See Water Lane, Blackfriars.

Water Street

South out of Tudor Street within the precinct of Bridewell, in Farringdon Ward Without (P.O. Directory).

First mention.:" Watter Street " (O. and M. 1677).

Water Supply of London

Until the 13th century the inhabitants of the City were dependent for their water supply on the natural wells and streams that existed in and about the City.

These wells seem to have been very numerous, at least so far as the northern districts were concerned.

Clerkenwell possessed, besides its own Clerk's well, Skinners-well, Fagswell, Goswell, all mentioned in early records, while Everard's well was in the Cripplegate area, and other wells, such as Dame Agnes le clair" and " Holywell" were to be found further east.

Besides the wells there were the streams of Holborn, the Fleet, and Walbrook within the City area flowing down to the Thames.

As the City increased in size, however, the tendency was for these streams to become filled up and polluted, so that in course of time it became necessary to seek for other sources of supply. To the north and west of the City other streams were available, and the Tyburn, receiving the waters from the high lands of Hampstead and Highgate, promised a pure and abundant supply.

In 1235 the City acquired land at Tyburn with liberty to make pipes to convey the water from Tyburn to fixed places in. the City for the use of the citizens. For this purpose a conduit head or receipt house was erected over, or as near as possible to the natural -spring or springs forming the sources of supply, and water was led into it, filling a cistern or tank, and passing on through the pipes to the distributing base one or more miles distant. Numerous conduits (q.v.) were erected in the City to receive the water, which was stored in them and drawn from cocks or taps by the citizens as required.

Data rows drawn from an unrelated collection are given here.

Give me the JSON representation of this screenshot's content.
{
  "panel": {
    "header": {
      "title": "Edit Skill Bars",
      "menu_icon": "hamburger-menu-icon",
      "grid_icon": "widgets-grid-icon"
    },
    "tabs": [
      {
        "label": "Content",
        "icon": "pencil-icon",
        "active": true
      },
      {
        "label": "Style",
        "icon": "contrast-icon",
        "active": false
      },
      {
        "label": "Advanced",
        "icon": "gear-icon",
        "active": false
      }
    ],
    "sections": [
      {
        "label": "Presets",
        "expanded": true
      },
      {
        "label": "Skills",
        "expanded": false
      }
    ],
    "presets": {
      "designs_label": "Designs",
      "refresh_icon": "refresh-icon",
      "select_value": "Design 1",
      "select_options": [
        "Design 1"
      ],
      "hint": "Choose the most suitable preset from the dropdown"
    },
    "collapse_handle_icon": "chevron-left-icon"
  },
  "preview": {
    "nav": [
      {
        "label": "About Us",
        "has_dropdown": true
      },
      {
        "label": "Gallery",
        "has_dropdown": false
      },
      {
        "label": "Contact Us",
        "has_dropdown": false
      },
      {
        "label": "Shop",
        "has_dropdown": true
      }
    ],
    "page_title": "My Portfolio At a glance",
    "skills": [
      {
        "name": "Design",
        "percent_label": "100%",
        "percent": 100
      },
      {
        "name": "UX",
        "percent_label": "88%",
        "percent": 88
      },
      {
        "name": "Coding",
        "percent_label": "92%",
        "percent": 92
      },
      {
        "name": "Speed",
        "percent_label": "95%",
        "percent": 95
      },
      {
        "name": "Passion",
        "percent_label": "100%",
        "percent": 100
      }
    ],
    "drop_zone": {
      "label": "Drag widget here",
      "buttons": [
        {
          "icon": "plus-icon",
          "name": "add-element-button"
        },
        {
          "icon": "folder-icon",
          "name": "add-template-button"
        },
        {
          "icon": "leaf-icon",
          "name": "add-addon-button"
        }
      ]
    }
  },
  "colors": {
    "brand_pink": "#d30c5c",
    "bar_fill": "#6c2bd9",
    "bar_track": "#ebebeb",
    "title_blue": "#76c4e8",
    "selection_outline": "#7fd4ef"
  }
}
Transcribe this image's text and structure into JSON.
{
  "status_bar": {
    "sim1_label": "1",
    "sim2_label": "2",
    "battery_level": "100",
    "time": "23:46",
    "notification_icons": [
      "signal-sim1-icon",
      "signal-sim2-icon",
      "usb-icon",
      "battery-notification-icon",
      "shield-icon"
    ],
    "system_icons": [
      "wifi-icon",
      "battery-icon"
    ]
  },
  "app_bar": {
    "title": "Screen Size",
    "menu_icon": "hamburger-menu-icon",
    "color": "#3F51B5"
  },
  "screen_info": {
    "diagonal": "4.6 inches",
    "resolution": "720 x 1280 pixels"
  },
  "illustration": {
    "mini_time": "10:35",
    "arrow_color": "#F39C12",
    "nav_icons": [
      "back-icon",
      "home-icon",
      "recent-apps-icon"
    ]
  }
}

These conduits continued in use until the 16th century, when a scheme was initiated by Peter Morice, a Dutchman, for bringing water from the Thames into London by means of pumps and forciers. It was for this purpose that the water works at London Bridge were constructed.

In the 17th century a further supply was assured by the formation of the New River Company by Hugh Myddleton to bring water from Hertfordshire and from the Lea into the City.